▶ [TASK DESCRIPTION]: From the listing below, extract each entry exactly as written, minus the images.

..........

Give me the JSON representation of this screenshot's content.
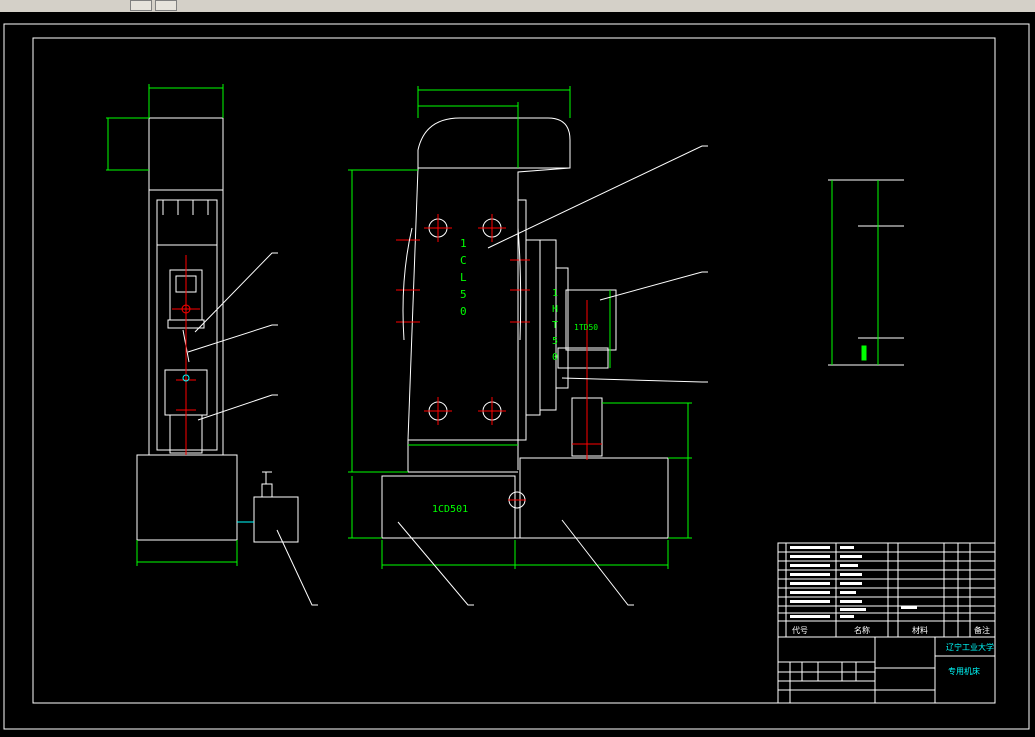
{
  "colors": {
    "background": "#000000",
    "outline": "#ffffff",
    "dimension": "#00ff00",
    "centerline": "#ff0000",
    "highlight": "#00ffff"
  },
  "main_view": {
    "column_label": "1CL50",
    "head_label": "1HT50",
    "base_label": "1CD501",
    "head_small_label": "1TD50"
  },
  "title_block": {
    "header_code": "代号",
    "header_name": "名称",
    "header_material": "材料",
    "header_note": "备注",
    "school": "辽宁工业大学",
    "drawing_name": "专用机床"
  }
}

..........

▶ [WRITTEN SOLUTION]:
Give me the JSON representation of this screenshot's content.
{
  "colors": {
    "background": "#000000",
    "outline": "#ffffff",
    "dimension": "#00ff00",
    "centerline": "#ff0000",
    "highlight": "#00ffff"
  },
  "main_view": {
    "column_label": "1CL50",
    "head_label": "1HT50",
    "base_label": "1CD501",
    "head_small_label": "1TD50"
  },
  "title_block": {
    "header_code": "代号",
    "header_name": "名称",
    "header_material": "材料",
    "header_note": "备注",
    "school": "辽宁工业大学",
    "drawing_name": "专用机床"
  }
}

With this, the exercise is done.